NUI Galway is developing a suite of unobtrusive, wearable electronic devices to help manage the debilitating motor symptom of Parkinson’s disease, referred to as Freezing of Gait.
As part of this project the university has developed a novel wearable electronic device, called cueStim, designed to prevent or relieve freezing of gait, which is commonly described by people with Parkinson’s as feeling as if their feet are stuck or glued to the floor preventing them from moving forward.
Dr Leo Quinlan, lecturer in physiology at the School of Medicine in NUI Galway, and the project’s co-principal investigator, said; “The severity of freezing of gait depends on the stage of the disease and it can have a very severe impact on quality of life, affecting people with Parkinson’s ability to walk for extended periods of time and is a common cause of falls in Parkinson’s disease.”
The human movement laboratory at the CÚRAM Centre for research in medical devices at NUI Galway, is currently working to further enhance the technology, particularly in the area of usability and human factors through the project ‘EScapeFOG’.
To achieve this goal, NUI Galway is partnering with Parkinson’s support groups to test and evaluate the usability and human factors of the system.
Professor Gearóid Ó Laighin, professor of electronic engineering in the School of Engineering and Informatics at NUI Galway, and project co-principal investigator, said; “We are using what is referred to as a user centred design methodology, to ensure that the developed technology meets the needs of the intended users. This involves testing all aspects of the system with the Parkinson’s community and seeking their feedback on its usability throughout the design process.”

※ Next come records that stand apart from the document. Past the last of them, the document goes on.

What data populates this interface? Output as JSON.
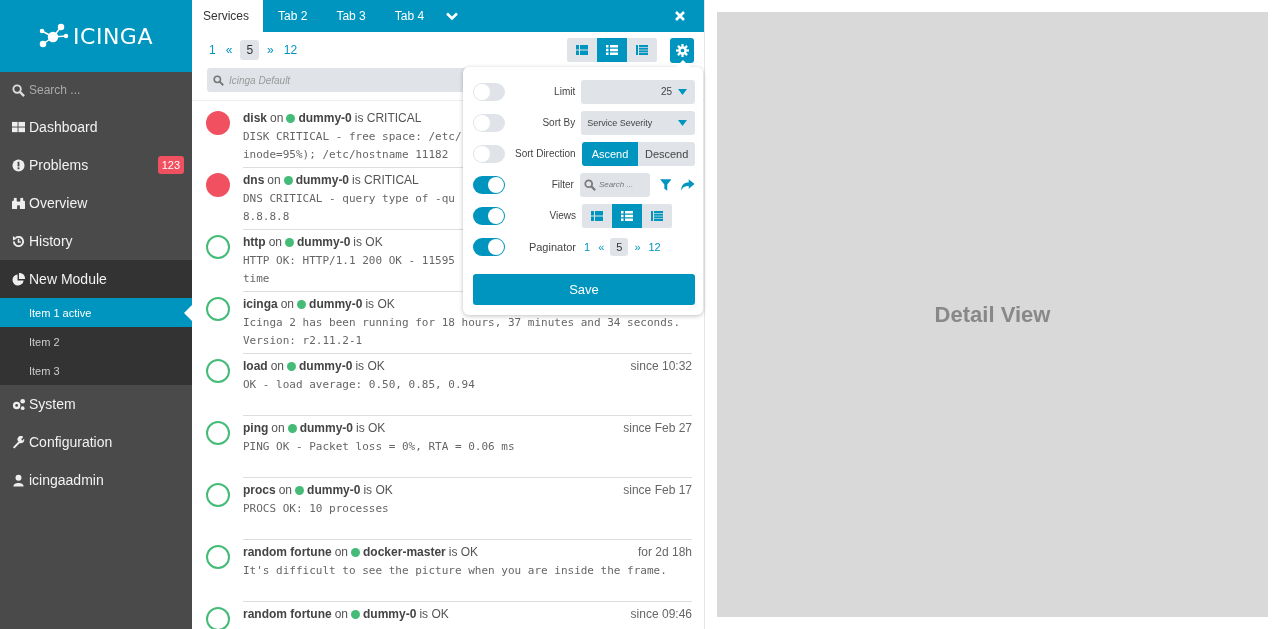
{
  "sidebar": {
    "logo": "ICINGA",
    "search": {
      "placeholder": "Search ..."
    },
    "items": [
      {
        "label": "Dashboard",
        "selected": false
      },
      {
        "label": "Problems",
        "badge": "123",
        "selected": false
      },
      {
        "label": "Overview",
        "selected": false
      },
      {
        "label": "History",
        "selected": false
      },
      {
        "label": "New Module",
        "selected": false,
        "expanded": true,
        "children": [
          {
            "label": "Item 1 active",
            "selected": true
          },
          {
            "label": "Item 2",
            "selected": false
          },
          {
            "label": "Item 3",
            "selected": false
          }
        ]
      },
      {
        "label": "System",
        "selected": false
      },
      {
        "label": "Configuration",
        "selected": false
      },
      {
        "label": "icingaadmin",
        "selected": false
      }
    ]
  },
  "tabs": [
    {
      "label": "Services",
      "selected": true
    },
    {
      "label": "Tab 2",
      "selected": false
    },
    {
      "label": "Tab 3",
      "selected": false
    },
    {
      "label": "Tab 4",
      "selected": false
    }
  ],
  "paginator": {
    "first": "1",
    "prev": "«",
    "current": "5",
    "next": "»",
    "last": "12"
  },
  "views": [
    {
      "kind": "compact",
      "selected": false
    },
    {
      "kind": "default",
      "selected": true
    },
    {
      "kind": "detailed",
      "selected": false
    }
  ],
  "filter": {
    "placeholder": "Icinga Default"
  },
  "services": [
    {
      "kind": "critical",
      "service": "disk",
      "connector": "on",
      "host": "dummy-0",
      "status_text": "is CRITICAL",
      "output": [
        "DISK CRITICAL - free space: /etc/",
        "inode=95%); /etc/hostname 11182"
      ]
    },
    {
      "kind": "critical",
      "service": "dns",
      "connector": "on",
      "host": "dummy-0",
      "status_text": "is CRITICAL",
      "output": [
        "DNS CRITICAL - query type of -qu",
        "8.8.8.8"
      ]
    },
    {
      "kind": "ok",
      "service": "http",
      "connector": "on",
      "host": "dummy-0",
      "status_text": "is OK",
      "output": [
        "HTTP OK: HTTP/1.1 200 OK - 11595",
        "time"
      ]
    },
    {
      "kind": "ok",
      "service": "icinga",
      "connector": "on",
      "host": "dummy-0",
      "status_text": "is OK",
      "output": [
        "Icinga 2 has been running for 18 hours, 37 minutes and 34 seconds.",
        "Version: r2.11.2-1"
      ]
    },
    {
      "kind": "ok",
      "service": "load",
      "connector": "on",
      "host": "dummy-0",
      "status_text": "is OK",
      "time": "since 10:32",
      "output": [
        "OK - load average: 0.50, 0.85, 0.94"
      ]
    },
    {
      "kind": "ok",
      "service": "ping",
      "connector": "on",
      "host": "dummy-0",
      "status_text": "is OK",
      "time": "since Feb 27",
      "output": [
        "PING OK - Packet loss = 0%, RTA = 0.06 ms"
      ]
    },
    {
      "kind": "ok",
      "service": "procs",
      "connector": "on",
      "host": "dummy-0",
      "status_text": "is OK",
      "time": "since Feb 17",
      "output": [
        "PROCS OK: 10 processes"
      ]
    },
    {
      "kind": "ok",
      "service": "random fortune",
      "connector": "on",
      "host": "docker-master",
      "status_text": "is OK",
      "time": "for 2d 18h",
      "output": [
        "It's difficult to see the picture when you are inside the frame."
      ]
    },
    {
      "kind": "ok",
      "service": "random fortune",
      "connector": "on",
      "host": "dummy-0",
      "status_text": "is OK",
      "time": "since 09:46"
    }
  ],
  "settings": {
    "rows": [
      {
        "kind": "number",
        "on": false,
        "label": "Limit",
        "value": "25"
      },
      {
        "kind": "select",
        "on": false,
        "label": "Sort By",
        "value": "Service Severity"
      },
      {
        "kind": "segmented",
        "on": false,
        "label": "Sort Direction",
        "options": [
          {
            "label": "Ascend",
            "selected": true
          },
          {
            "label": "Descend",
            "selected": false
          }
        ]
      },
      {
        "kind": "filter",
        "on": true,
        "label": "Filter",
        "placeholder": "Search ..."
      },
      {
        "kind": "views",
        "on": true,
        "label": "Views"
      },
      {
        "kind": "paginator",
        "on": true,
        "label": "Paginator",
        "pages": {
          "first": "1",
          "prev": "«",
          "current": "5",
          "next": "»",
          "last": "12"
        }
      }
    ],
    "save": "Save"
  },
  "detail": {
    "title": "Detail View"
  }
}
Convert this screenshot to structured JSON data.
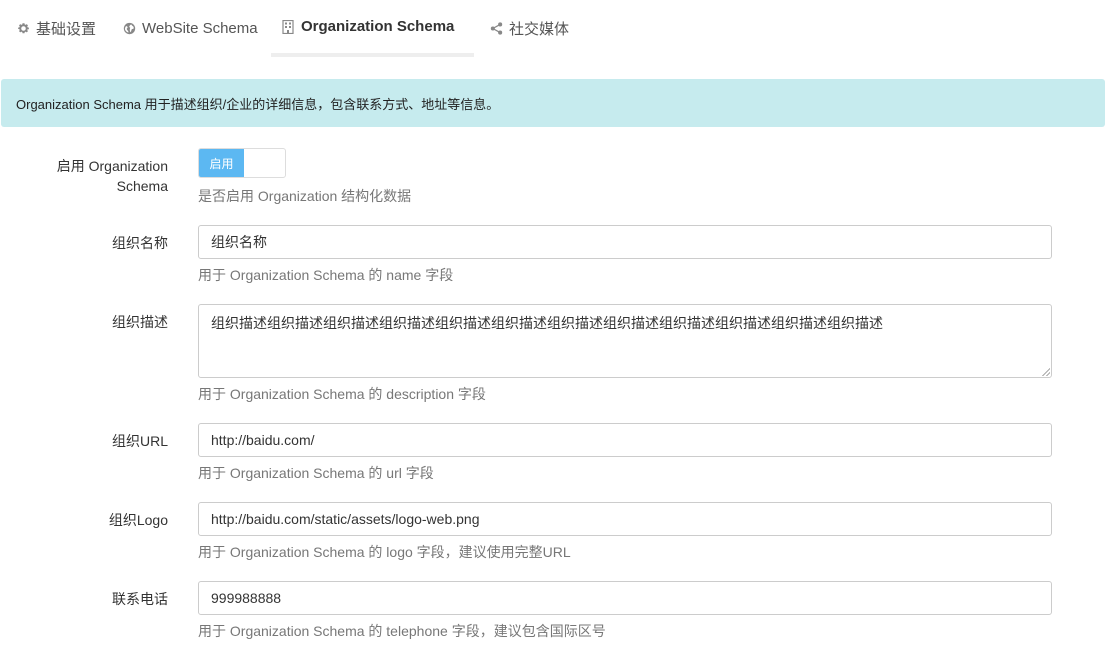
{
  "tabs": [
    {
      "label": "基础设置",
      "icon": "gear-icon"
    },
    {
      "label": "WebSite Schema",
      "icon": "globe-icon"
    },
    {
      "label": "Organization Schema",
      "icon": "building-icon"
    },
    {
      "label": "社交媒体",
      "icon": "share-icon"
    }
  ],
  "active_tab": "Organization Schema",
  "notice": "Organization Schema 用于描述组织/企业的详细信息，包含联系方式、地址等信息。",
  "form": {
    "enable": {
      "label_line1": "启用 Organization",
      "label_line2": "Schema",
      "toggle_on_label": "启用",
      "help": "是否启用 Organization 结构化数据"
    },
    "name": {
      "label": "组织名称",
      "value": "组织名称",
      "help": "用于 Organization Schema 的 name 字段"
    },
    "description": {
      "label": "组织描述",
      "value": "组织描述组织描述组织描述组织描述组织描述组织描述组织描述组织描述组织描述组织描述组织描述组织描述",
      "help": "用于 Organization Schema 的 description 字段"
    },
    "url": {
      "label": "组织URL",
      "value": "http://baidu.com/",
      "help": "用于 Organization Schema 的 url 字段"
    },
    "logo": {
      "label": "组织Logo",
      "value": "http://baidu.com/static/assets/logo-web.png",
      "help": "用于 Organization Schema 的 logo 字段，建议使用完整URL"
    },
    "telephone": {
      "label": "联系电话",
      "value": "999988888",
      "help": "用于 Organization Schema 的 telephone 字段，建议包含国际区号"
    }
  },
  "colors": {
    "notice_bg": "#c6ebee",
    "toggle_on": "#5cb8f2"
  }
}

The Human Movement Laboratory at NUI Galway is currently involved in a very effective collaboration with the Clare Parkinson’s Support Group on enhancing the design of the cueStim system, to more effectively meet the needs of people with Parkinson’s using this technology.
A recent usability and human factors workshop held at the university was attended by 16 members of the Clare Parkinson’s Support Group.
TJ Waters, PRO for the Clare Parkinson’s Support Group, said; “The opportunity to view at first hand the research being undertaken to improve the quality of life for people with Parkinson’s was an experience not to be missed. Clare Parkinson’s Support Group members are delighted to have an active role in this exciting project, which will be of benefit ultimately to people with Parkinson’s throughout the world.”